Kim Kardashian Slammed by Marilyn Monroe Dress Designer Over Met Gala Appearance

Bob Mackie, who was an assistant to Jean Louis when he drew the sketch for the gown Marilyn Monroe wore when she sang "Happy Birthday" to President John F. Kennedy in 1962, said it was a "big mistake" for Ripley's Believe It or Not! to allow Kim Kardashian to wear the dress. Kardashian wore the actual dress Monroe wore that historic night to the Met Gala only for the red carpet before changing into the replica gown she wore during the rest of the event. This led to plenty of controversies, as Monroe fans were horrified by the damage Kardashian could have done to the piece of history to others were shocked by the extreme diet Kardashian followed so she could wear it.

"I thought it was a big mistake," Mackie told Entertainment Weekly while promoting Turner Classic Movies' new Follow the Thread film series. "[Marilyn] was a goddess. A crazy goddess, but a goddess. She was just fabulous. Nobody photographs like that. And it was done for her. It was designed for her. Nobody else should be seen in that dress." Mackie, who was only 23 when he drew the sketch for Louis, shared the same fears as historians who were concerned Kardashian could have damaged the dress.

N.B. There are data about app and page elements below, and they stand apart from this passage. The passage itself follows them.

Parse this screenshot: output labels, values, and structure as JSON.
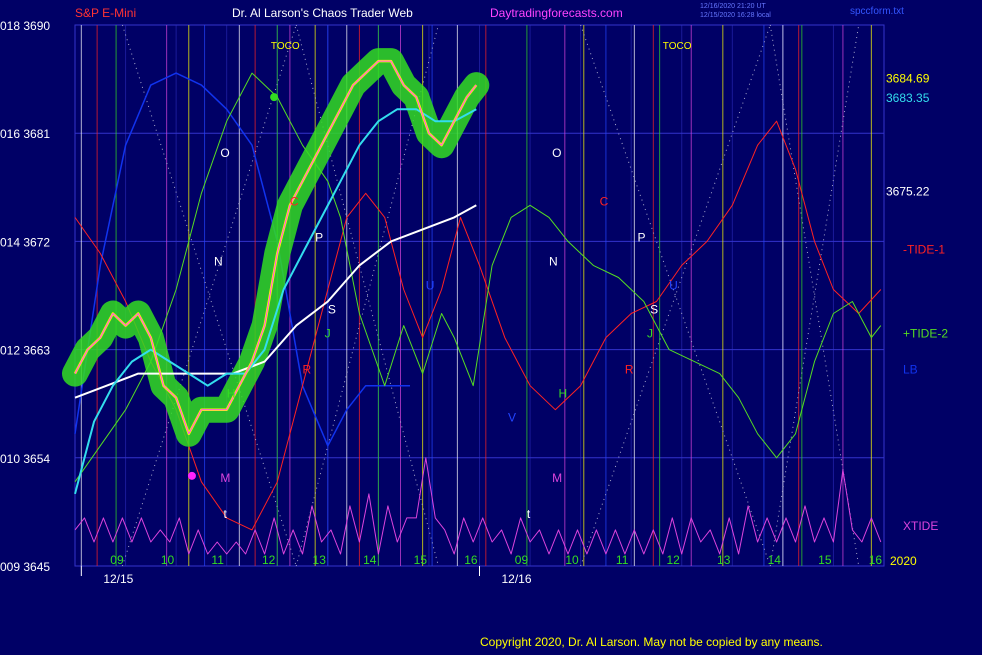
{
  "header": {
    "instrument": "S&P E-Mini",
    "title": "Dr. Al Larson's Chaos Trader Web",
    "site": "Daytradingforecasts.com",
    "timestamp_1": "12/16/2020 21:20 UT",
    "timestamp_2": "12/15/2020 16:28 local",
    "file": "spccform.txt"
  },
  "footer": {
    "copyright": "Copyright 2020, Dr. Al Larson. May not be copied by any means."
  },
  "colors": {
    "background": "#000066",
    "frame": "#3333cc",
    "price": "#ffff00",
    "price_inner": "#ff44ff",
    "glow": "#33dd22",
    "fast_avg": "#33ddee",
    "slow_avg": "#ffffff",
    "tide1": "#ff2222",
    "tide2": "#55dd22",
    "lb": "#1133ee",
    "xtide": "#dd44dd"
  },
  "chart_data": {
    "type": "line",
    "y_axis_left": {
      "ticks": [
        {
          "code": "018",
          "price": "3690"
        },
        {
          "code": "016",
          "price": "3681"
        },
        {
          "code": "014",
          "price": "3672"
        },
        {
          "code": "012",
          "price": "3663"
        },
        {
          "code": "010",
          "price": "3654"
        },
        {
          "code": "009",
          "price": "3645"
        }
      ],
      "range": [
        3645,
        3690
      ]
    },
    "x_axis": {
      "hour_labels": [
        "09",
        "10",
        "11",
        "12",
        "13",
        "14",
        "15",
        "16",
        "09",
        "10",
        "11",
        "12",
        "13",
        "14",
        "15",
        "16"
      ],
      "date_labels": [
        "12/15",
        "12/16"
      ],
      "year": "2020"
    },
    "right_values": {
      "price_last": "3684.69",
      "fast_avg_last": "3683.35",
      "slow_avg_last": "3675.22"
    },
    "series_labels": [
      "-TIDE-1",
      "+TIDE-2",
      "LB",
      "XTIDE"
    ],
    "markers": [
      "TOCO",
      "TOCO"
    ],
    "cycle_letters": [
      {
        "t": "O",
        "c": "#ffffff"
      },
      {
        "t": "N",
        "c": "#ffffff"
      },
      {
        "t": "H",
        "c": "#33dd22"
      },
      {
        "t": "M",
        "c": "#dd44dd"
      },
      {
        "t": "t",
        "c": "#ffffff"
      },
      {
        "t": "C",
        "c": "#ff2222"
      },
      {
        "t": "P",
        "c": "#ffffff"
      },
      {
        "t": "S",
        "c": "#ffffff"
      },
      {
        "t": "J",
        "c": "#33dd22"
      },
      {
        "t": "R",
        "c": "#ff2222"
      },
      {
        "t": "U",
        "c": "#2244ff"
      },
      {
        "t": "V",
        "c": "#2244ff"
      },
      {
        "t": "O",
        "c": "#ffffff"
      },
      {
        "t": "N",
        "c": "#ffffff"
      },
      {
        "t": "H",
        "c": "#33dd22"
      },
      {
        "t": "M",
        "c": "#dd44dd"
      },
      {
        "t": "t",
        "c": "#ffffff"
      },
      {
        "t": "C",
        "c": "#ff2222"
      },
      {
        "t": "P",
        "c": "#ffffff"
      },
      {
        "t": "S",
        "c": "#ffffff"
      },
      {
        "t": "J",
        "c": "#33dd22"
      },
      {
        "t": "R",
        "c": "#ff2222"
      },
      {
        "t": "U",
        "c": "#2244ff"
      }
    ],
    "price_series": [
      [
        0.0,
        3661
      ],
      [
        0.4,
        3663
      ],
      [
        0.8,
        3664
      ],
      [
        1.2,
        3666
      ],
      [
        1.6,
        3665
      ],
      [
        2.0,
        3666
      ],
      [
        2.4,
        3664
      ],
      [
        2.8,
        3660
      ],
      [
        3.2,
        3659
      ],
      [
        3.6,
        3656
      ],
      [
        4.0,
        3658
      ],
      [
        4.4,
        3658
      ],
      [
        4.8,
        3658
      ],
      [
        5.2,
        3660
      ],
      [
        5.6,
        3662
      ],
      [
        6.0,
        3665
      ],
      [
        6.4,
        3671
      ],
      [
        6.8,
        3675
      ],
      [
        7.2,
        3677
      ],
      [
        7.6,
        3679
      ],
      [
        8.0,
        3681
      ],
      [
        8.4,
        3683
      ],
      [
        8.8,
        3685
      ],
      [
        9.2,
        3686
      ],
      [
        9.6,
        3687
      ],
      [
        10.0,
        3687
      ],
      [
        10.4,
        3685
      ],
      [
        10.8,
        3684
      ],
      [
        11.2,
        3681
      ],
      [
        11.6,
        3680
      ],
      [
        12.0,
        3682
      ],
      [
        12.4,
        3684
      ],
      [
        12.7,
        3685
      ]
    ],
    "fast_avg": [
      [
        0.0,
        3651
      ],
      [
        0.6,
        3657
      ],
      [
        1.2,
        3660
      ],
      [
        1.8,
        3662
      ],
      [
        2.4,
        3663
      ],
      [
        3.0,
        3662
      ],
      [
        3.6,
        3661
      ],
      [
        4.2,
        3660
      ],
      [
        4.8,
        3661
      ],
      [
        5.4,
        3661
      ],
      [
        6.0,
        3663
      ],
      [
        6.6,
        3668
      ],
      [
        7.2,
        3671
      ],
      [
        7.8,
        3674
      ],
      [
        8.4,
        3677
      ],
      [
        9.0,
        3680
      ],
      [
        9.6,
        3682
      ],
      [
        10.2,
        3683
      ],
      [
        10.8,
        3683
      ],
      [
        11.4,
        3682
      ],
      [
        12.0,
        3682
      ],
      [
        12.7,
        3683
      ]
    ],
    "slow_avg": [
      [
        0.0,
        3659
      ],
      [
        1.0,
        3660
      ],
      [
        2.0,
        3661
      ],
      [
        3.0,
        3661
      ],
      [
        4.0,
        3661
      ],
      [
        5.0,
        3661
      ],
      [
        6.0,
        3662
      ],
      [
        7.0,
        3665
      ],
      [
        8.0,
        3667
      ],
      [
        9.0,
        3670
      ],
      [
        10.0,
        3672
      ],
      [
        11.0,
        3673
      ],
      [
        12.0,
        3674
      ],
      [
        12.7,
        3675
      ]
    ],
    "tide1": [
      [
        0.0,
        3674
      ],
      [
        0.8,
        3671
      ],
      [
        1.6,
        3667
      ],
      [
        2.4,
        3662
      ],
      [
        3.2,
        3658
      ],
      [
        4.0,
        3652
      ],
      [
        4.8,
        3649
      ],
      [
        5.6,
        3648
      ],
      [
        6.4,
        3652
      ],
      [
        7.2,
        3660
      ],
      [
        8.0,
        3668
      ],
      [
        8.6,
        3674
      ],
      [
        9.2,
        3676
      ],
      [
        9.8,
        3674
      ],
      [
        10.4,
        3668
      ],
      [
        11.0,
        3664
      ],
      [
        11.6,
        3668
      ],
      [
        12.2,
        3674
      ],
      [
        12.8,
        3670
      ],
      [
        13.6,
        3664
      ],
      [
        14.4,
        3660
      ],
      [
        15.2,
        3658
      ],
      [
        16.0,
        3660
      ],
      [
        16.8,
        3664
      ],
      [
        17.6,
        3666
      ],
      [
        18.4,
        3667
      ],
      [
        19.2,
        3670
      ],
      [
        20.0,
        3672
      ],
      [
        20.8,
        3675
      ],
      [
        21.6,
        3680
      ],
      [
        22.2,
        3682
      ],
      [
        22.8,
        3678
      ],
      [
        23.4,
        3672
      ],
      [
        24.0,
        3668
      ],
      [
        24.8,
        3666
      ],
      [
        25.5,
        3668
      ]
    ],
    "tide2": [
      [
        0.0,
        3652
      ],
      [
        0.8,
        3655
      ],
      [
        1.6,
        3658
      ],
      [
        2.4,
        3662
      ],
      [
        3.2,
        3668
      ],
      [
        4.0,
        3676
      ],
      [
        4.8,
        3682
      ],
      [
        5.6,
        3686
      ],
      [
        6.4,
        3684
      ],
      [
        7.2,
        3680
      ],
      [
        8.0,
        3677
      ],
      [
        8.4,
        3674
      ],
      [
        9.0,
        3666
      ],
      [
        9.8,
        3660
      ],
      [
        10.4,
        3665
      ],
      [
        11.0,
        3661
      ],
      [
        11.6,
        3666
      ],
      [
        12.0,
        3664
      ],
      [
        12.6,
        3660
      ],
      [
        13.2,
        3670
      ],
      [
        13.8,
        3674
      ],
      [
        14.4,
        3675
      ],
      [
        15.0,
        3674
      ],
      [
        15.6,
        3672
      ],
      [
        16.4,
        3670
      ],
      [
        17.2,
        3669
      ],
      [
        18.0,
        3667
      ],
      [
        18.8,
        3663
      ],
      [
        19.6,
        3662
      ],
      [
        20.4,
        3661
      ],
      [
        21.0,
        3659
      ],
      [
        21.6,
        3656
      ],
      [
        22.2,
        3654
      ],
      [
        22.8,
        3656
      ],
      [
        23.4,
        3662
      ],
      [
        24.0,
        3666
      ],
      [
        24.6,
        3667
      ],
      [
        25.2,
        3664
      ],
      [
        25.5,
        3665
      ]
    ],
    "lb": [
      [
        0.0,
        3656
      ],
      [
        0.8,
        3670
      ],
      [
        1.6,
        3680
      ],
      [
        2.4,
        3685
      ],
      [
        3.2,
        3686
      ],
      [
        4.0,
        3685
      ],
      [
        4.8,
        3683
      ],
      [
        5.6,
        3680
      ],
      [
        6.4,
        3672
      ],
      [
        7.2,
        3660
      ],
      [
        8.0,
        3655
      ],
      [
        8.6,
        3658
      ],
      [
        9.2,
        3660
      ],
      [
        10.0,
        3660
      ],
      [
        10.6,
        3660
      ]
    ],
    "xtide": [
      [
        0.0,
        3648
      ],
      [
        0.3,
        3649
      ],
      [
        0.6,
        3647
      ],
      [
        0.9,
        3649
      ],
      [
        1.2,
        3647
      ],
      [
        1.5,
        3649
      ],
      [
        1.8,
        3647
      ],
      [
        2.1,
        3649
      ],
      [
        2.4,
        3647
      ],
      [
        2.7,
        3648
      ],
      [
        3.0,
        3647
      ],
      [
        3.3,
        3649
      ],
      [
        3.6,
        3646
      ],
      [
        3.9,
        3648
      ],
      [
        4.2,
        3646
      ],
      [
        4.5,
        3647
      ],
      [
        4.8,
        3646
      ],
      [
        5.1,
        3647
      ],
      [
        5.4,
        3646
      ],
      [
        5.7,
        3648
      ],
      [
        6.0,
        3646
      ],
      [
        6.3,
        3649
      ],
      [
        6.6,
        3646
      ],
      [
        6.9,
        3648
      ],
      [
        7.2,
        3646
      ],
      [
        7.5,
        3650
      ],
      [
        7.8,
        3647
      ],
      [
        8.1,
        3648
      ],
      [
        8.4,
        3646
      ],
      [
        8.7,
        3650
      ],
      [
        9.0,
        3647
      ],
      [
        9.3,
        3651
      ],
      [
        9.6,
        3646
      ],
      [
        9.9,
        3650
      ],
      [
        10.2,
        3647
      ],
      [
        10.5,
        3649
      ],
      [
        10.8,
        3649
      ],
      [
        11.1,
        3654
      ],
      [
        11.4,
        3649
      ],
      [
        11.7,
        3648
      ],
      [
        12.0,
        3646
      ],
      [
        12.3,
        3649
      ],
      [
        12.6,
        3647
      ],
      [
        12.9,
        3649
      ],
      [
        13.2,
        3647
      ],
      [
        13.5,
        3648
      ],
      [
        13.8,
        3646
      ],
      [
        14.1,
        3649
      ],
      [
        14.4,
        3647
      ],
      [
        14.7,
        3648
      ],
      [
        15.0,
        3646
      ],
      [
        15.3,
        3648
      ],
      [
        15.6,
        3646
      ],
      [
        15.9,
        3648
      ],
      [
        16.2,
        3646
      ],
      [
        16.5,
        3648
      ],
      [
        16.8,
        3646
      ],
      [
        17.1,
        3648
      ],
      [
        17.4,
        3646
      ],
      [
        17.7,
        3648
      ],
      [
        18.0,
        3646
      ],
      [
        18.3,
        3648
      ],
      [
        18.6,
        3646
      ],
      [
        18.9,
        3649
      ],
      [
        19.2,
        3646
      ],
      [
        19.5,
        3649
      ],
      [
        19.8,
        3647
      ],
      [
        20.1,
        3648
      ],
      [
        20.4,
        3646
      ],
      [
        20.7,
        3649
      ],
      [
        21.0,
        3646
      ],
      [
        21.3,
        3650
      ],
      [
        21.6,
        3647
      ],
      [
        21.9,
        3649
      ],
      [
        22.2,
        3647
      ],
      [
        22.5,
        3649
      ],
      [
        22.8,
        3647
      ],
      [
        23.1,
        3650
      ],
      [
        23.4,
        3647
      ],
      [
        23.7,
        3649
      ],
      [
        24.0,
        3647
      ],
      [
        24.3,
        3653
      ],
      [
        24.6,
        3648
      ],
      [
        24.9,
        3647
      ],
      [
        25.2,
        3649
      ],
      [
        25.5,
        3647
      ]
    ],
    "cycle_markers_x": [
      0.2,
      0.7,
      1.3,
      2.9,
      3.6,
      4.1,
      5.2,
      5.7,
      6.4,
      6.8,
      7.6,
      8.0,
      8.6,
      9.0,
      9.6,
      10.3,
      11.0,
      11.3,
      12.1,
      13.0,
      14.3,
      15.5,
      16.1,
      16.8,
      17.7,
      18.3,
      18.5,
      19.5,
      20.5,
      21.8,
      22.4,
      22.9,
      23.0,
      24.3,
      25.2
    ],
    "y_label_dummy": ""
  }
}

"There are all the issues with the actual preservation of the dress and things like oxygen can affect a dress," TCM host Alicia Malone told EW. "Usually, these outfits are kept very much in controlled environments and we see that with the Met. The Costume Institute is so careful about how they are handling these historic items. So, it was quite alarming that she was able to wear it. I personally wish she wore a replica instead of the real thing."

Kardashian only wore the real dress to pose for red carpet photos alongside her boyfriend, comedian Pete Davidson. Before the gala, Kardashian went to the Ripley's archive in Florida, where she learned the dress could not fit over her behind. She carried a white fur coat to hide the problem. After the red carpet, she switched to a replica, which did not have the same problem.

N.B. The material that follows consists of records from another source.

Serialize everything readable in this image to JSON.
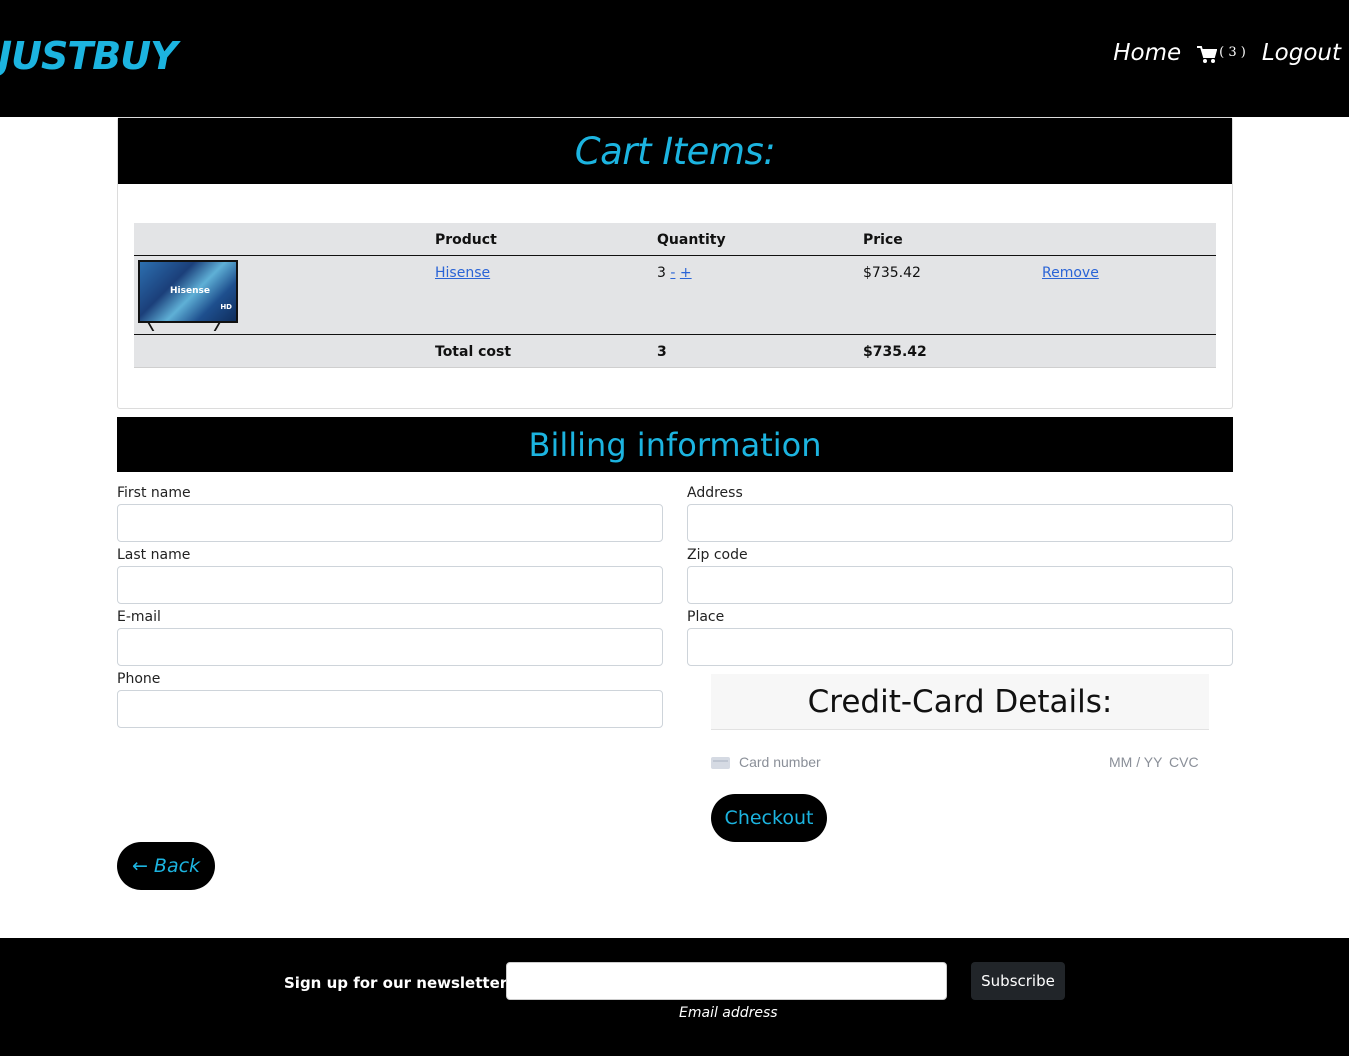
{
  "header": {
    "brand": "JUSTBUY",
    "nav": {
      "home": "Home",
      "cart_count": "( 3 )",
      "logout": "Logout"
    }
  },
  "cart": {
    "title": "Cart Items:",
    "columns": {
      "product": "Product",
      "quantity": "Quantity",
      "price": "Price"
    },
    "items": [
      {
        "thumb_brand": "Hisense",
        "thumb_badge": "HD",
        "product": "Hisense",
        "quantity": "3",
        "decrement": "-",
        "increment": "+",
        "price": "$735.42",
        "remove": "Remove"
      }
    ],
    "total": {
      "label": "Total cost",
      "quantity": "3",
      "price": "$735.42"
    }
  },
  "billing": {
    "title": "Billing information",
    "fields": {
      "first_name": "First name",
      "last_name": "Last name",
      "email": "E-mail",
      "phone": "Phone",
      "address": "Address",
      "zip": "Zip code",
      "place": "Place"
    }
  },
  "credit_card": {
    "title": "Credit-Card Details:",
    "card_placeholder": "Card number",
    "expiry_placeholder": "MM / YY",
    "cvc_placeholder": "CVC"
  },
  "actions": {
    "checkout": "Checkout",
    "back": "← Back"
  },
  "footer": {
    "newsletter_label": "Sign up for our newsletter",
    "email_hint": "Email address",
    "subscribe": "Subscribe"
  },
  "colors": {
    "accent": "#1cb4e0",
    "header_bg": "#000000",
    "table_bg": "#e3e4e6",
    "link": "#2a64d6"
  }
}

In a Vogue interview, Kardashian said she also tried the dress on at her Calabasas, California home. There, she learned the dress did not fit at all. She was disappointed because she overestimated how curvy Monroe was. "I imagined I might be smaller in some places where she was bigger and bigger in places where she was smaller," Kardashian said. "So when it didn't fit me, I wanted to cry because it can't be altered at all."

The Kardashians star was so determined to fit into the real thing that she lost 16 pounds in a month. "I would wear a sauna suit twice a day, run on the treadmill, completely cut out all sugar and all carbs, and just eat the cleanest veggies and protein," she told Vogue. "I didn't starve myself, but I was so strict."

Kardashian's comments about the extreme diet drew as much condemnation as wearing the dress in the first place. "So wrong. So f—ed on 100s of levels," Riverdale star Lili Reinhart wrote on Instagram. "To openly admit to starving yourself for the sake of the Met Gala. When you know very well that millions of young men and women are looking up to you and listening to your every word."

Historians also condemned Ripley's decision to let Kardashian wear the dress. Dr. Justine De Young, professor of fashion history at the Fashion Institute of Technology, told PEOPLE it was "irresponsible and unnecessary." She noted that Kardashian could have just worn the replica from the beginning. "Such an iconic piece of American history should not be put at risk of damage just for an ego-boost and photo-op," Young added.

Mackie spoke with Malone for TCM's Follow the Thread limited series, inspired by the Metropolitan Museum of Art Costume Institute's In America: An Anthology of Fashion exhibit. The series begins on June 4 on TCM and on June 17 on HBO Max. The movies featured on the first night are Stage Fight (1950) and Sabrina (1954), with Malone and Mackie introducing each.